“While we strive for having all the hardware and software kinks worked out of a new system before opening it up, there are unfortunately always some issues that new users will experience on a system given the great variety of workloads we support at ALCF,” says Chris Knight, ALCF computational scientist. “Opening Polaris access for this group of application developers spanning simulation, data, and learning workloads during the hackathon, where they could work directly with ALCF staff to resolve issues, greatly improved the initial user experience for the rest of the community when they gained access.”

For the Black Hole Hunter team from the Center for Astrophysics | Harvard & Smithsonian, the hackathon offered an opportunity to advance the development of their GPU-based application for processing data observed by the next-generation Event Horizon Telescope (ngEHT) to reconstruct black hole images. Working with their mentors and ALCF computing resource, the researchers set out to enhance the computational efficiency of GPU kernel functions and improve end-to-end throughput by tuning input/output (I/O).

The team learned how to use the NVIDIA Nsight™ Systems tool to analyze the performance of each component of their application, as well as the importance of careful profiling to isolate and treat performance bottlenecks. They discovered that their application spent much more time on memory copies than on GPU computing, indicating a need to increase the concurrency of the two processes. After removing the redundant time monitor code in their GPU module, the team was able to reduce the time consumed per data block from 5 milliseconds to 1.4 milliseconds.

"Our mentors gave us very valuable suggestions and advice how to optimize the modules," says Wei Yu, a member of the Black Hole Hunter team. "We made excellent connections with our ALCF mentors and the entire hackathon team at Argonne and NVIDIA, as well as the participants."

The team plans to further optimize their application with their hackathon mentors helping out as advisors along the way.

Another team attended the hackathon to continue their work to improve the performance of the Nek5000/NekRS computational fluid dynamics code on various advanced architectures. The team, consisting of researchers from Argonne and the University of Illinois, was able to scale to all of Polaris demonstrating an 80% strong-scale efficiency at 3 million points per GPU.

At scale, the team made algorithmic improvements that led to a 10% improvement in time-to-solution. The researchers also demonstrated that running NekRS on Polaris was able to reduce time-to-solution for a Nek5000 benchmark problem for the U. S. Nuclear Regulatory Commission by an order of magnitude compared to the ALCF’s Theta system.

Stay tuned to the ALCF events webpage for details on upcoming facility workshops and training events.


The Argonne Leadership Computing Facility provides supercomputing capabilities to the scientific and engineering community to advance fundamental discovery and understanding in a broad range of disciplines. Supported by the U.S. Department of Energy’s (DOE’s) Office of Science, Advanced Scientific Computing Research (ASCR) program, the ALCF is one of two DOE Leadership Computing Facilities in the nation dedicated to open science.

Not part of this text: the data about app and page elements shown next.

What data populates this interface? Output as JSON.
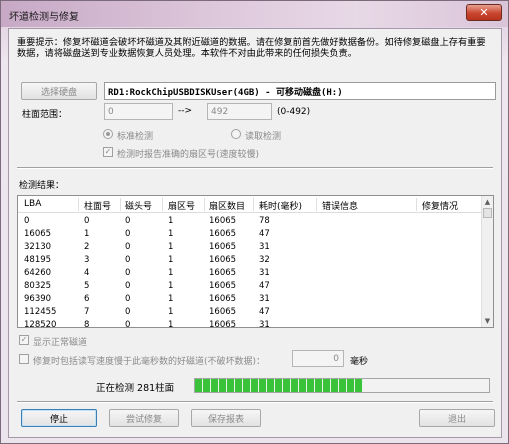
{
  "window": {
    "title": "坏道检测与修复",
    "close_glyph": "✕"
  },
  "notice": "重要提示：修复坏磁道会破坏坏磁道及其附近磁道的数据。请在修复前首先做好数据备份。如待修复磁盘上存有重要数据，请将磁盘送到专业数据恢复人员处理。本软件不对由此带来的任何损失负责。",
  "disk": {
    "select_button": "选择硬盘",
    "name": "RD1:RockChipUSBDISKUser(4GB) - 可移动磁盘(H:)"
  },
  "cylinder": {
    "label": "柱面范围：",
    "from": "0",
    "arrow": "-->",
    "to": "492",
    "range": "(0-492)"
  },
  "options": {
    "standard": "标准检测",
    "read": "读取检测",
    "report": "检测时报告准确的扇区号(速度较慢)",
    "report_check": "✓"
  },
  "results": {
    "label": "检测结果：",
    "columns": [
      "LBA",
      "柱面号",
      "磁头号",
      "扇区号",
      "扇区数目",
      "耗时(毫秒)",
      "错误信息",
      "修复情况"
    ],
    "rows": [
      [
        "0",
        "0",
        "0",
        "1",
        "16065",
        "78"
      ],
      [
        "16065",
        "1",
        "0",
        "1",
        "16065",
        "47"
      ],
      [
        "32130",
        "2",
        "0",
        "1",
        "16065",
        "31"
      ],
      [
        "48195",
        "3",
        "0",
        "1",
        "16065",
        "32"
      ],
      [
        "64260",
        "4",
        "0",
        "1",
        "16065",
        "31"
      ],
      [
        "80325",
        "5",
        "0",
        "1",
        "16065",
        "47"
      ],
      [
        "96390",
        "6",
        "0",
        "1",
        "16065",
        "31"
      ],
      [
        "112455",
        "7",
        "0",
        "1",
        "16065",
        "47"
      ],
      [
        "128520",
        "8",
        "0",
        "1",
        "16065",
        "31"
      ]
    ]
  },
  "show_normal": {
    "label": "显示正常磁道",
    "check": "✓"
  },
  "repair_slow": {
    "label": "修复时包括读写速度慢于此毫秒数的好磁道(不破坏数据)：",
    "value": "0",
    "unit": "毫秒"
  },
  "status": {
    "text": "正在检测 281柱面",
    "progress_fraction": 0.571
  },
  "buttons": {
    "stop": "停止",
    "repair": "尝试修复",
    "save": "保存报表",
    "exit": "退出"
  },
  "colors": {
    "progress": "#3bc23b",
    "frame": "#ddc9dc"
  }
}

Argonne National Laboratory seeks solutions to pressing national problems in science and technology. The nation's first national laboratory, Argonne conducts leading-edge basic and applied scientific research in virtually every scientific discipline. Argonne researchers work closely with researchers from hundreds of companies, universities, and federal, state and municipal agencies to help them solve their specific problems, advance America's scientific leadership and prepare the nation for a better future. With employees from more than 60 nations, Argonne is managed by UChicago Argonne, LLC for the U.S. Department of Energy's Office of Science.

The U.S. Department of Energy's Office of Science is the single largest supporter of basic research in the physical sciences in the United States and is working to address some of the most pressing challenges of our time. For more information, visit